§ Exercise objective: Every line with the string "oldest" should be copied from the data.

§ Supplied records:
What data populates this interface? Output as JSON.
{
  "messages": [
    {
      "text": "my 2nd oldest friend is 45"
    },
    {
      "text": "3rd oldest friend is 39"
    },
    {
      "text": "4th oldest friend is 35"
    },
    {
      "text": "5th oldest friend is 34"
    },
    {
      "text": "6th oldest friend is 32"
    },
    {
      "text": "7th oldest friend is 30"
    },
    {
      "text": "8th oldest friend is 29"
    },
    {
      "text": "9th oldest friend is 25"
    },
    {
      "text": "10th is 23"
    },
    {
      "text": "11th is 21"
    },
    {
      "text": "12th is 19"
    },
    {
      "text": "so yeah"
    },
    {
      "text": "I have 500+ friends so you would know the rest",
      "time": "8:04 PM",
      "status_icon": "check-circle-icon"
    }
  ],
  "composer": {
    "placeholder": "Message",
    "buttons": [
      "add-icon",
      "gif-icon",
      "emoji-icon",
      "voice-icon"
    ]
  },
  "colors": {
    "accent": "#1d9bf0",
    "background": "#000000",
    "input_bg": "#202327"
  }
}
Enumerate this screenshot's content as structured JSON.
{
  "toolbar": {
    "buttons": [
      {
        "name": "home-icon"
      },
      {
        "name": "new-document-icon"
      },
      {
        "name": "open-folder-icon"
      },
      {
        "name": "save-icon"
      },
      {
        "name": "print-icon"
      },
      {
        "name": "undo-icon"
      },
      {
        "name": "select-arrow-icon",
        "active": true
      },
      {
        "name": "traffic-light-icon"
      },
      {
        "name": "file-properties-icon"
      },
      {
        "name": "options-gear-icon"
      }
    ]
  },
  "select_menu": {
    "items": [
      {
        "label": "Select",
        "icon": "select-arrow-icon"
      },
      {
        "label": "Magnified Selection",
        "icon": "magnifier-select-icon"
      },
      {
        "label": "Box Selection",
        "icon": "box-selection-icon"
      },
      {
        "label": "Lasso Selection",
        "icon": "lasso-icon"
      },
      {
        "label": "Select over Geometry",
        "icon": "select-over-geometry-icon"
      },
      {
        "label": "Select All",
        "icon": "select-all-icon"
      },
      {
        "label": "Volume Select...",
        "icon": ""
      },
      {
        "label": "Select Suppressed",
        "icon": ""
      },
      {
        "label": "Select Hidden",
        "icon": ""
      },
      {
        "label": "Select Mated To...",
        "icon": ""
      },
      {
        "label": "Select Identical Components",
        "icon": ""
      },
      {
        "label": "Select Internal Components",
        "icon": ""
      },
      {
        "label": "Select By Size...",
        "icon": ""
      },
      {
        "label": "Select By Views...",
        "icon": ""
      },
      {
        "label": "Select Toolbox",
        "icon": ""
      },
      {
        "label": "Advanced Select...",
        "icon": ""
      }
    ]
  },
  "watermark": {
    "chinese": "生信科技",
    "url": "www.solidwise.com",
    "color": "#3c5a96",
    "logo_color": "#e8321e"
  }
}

§ Problem solution:
      "text": "my 2nd oldest friend is 45"
      "text": "3rd oldest friend is 39"
      "text": "4th oldest friend is 35"
      "text": "5th oldest friend is 34"
      "text": "6th oldest friend is 32"
      "text": "7th oldest friend is 30"
      "text": "8th oldest friend is 29"
      "text": "9th oldest friend is 25"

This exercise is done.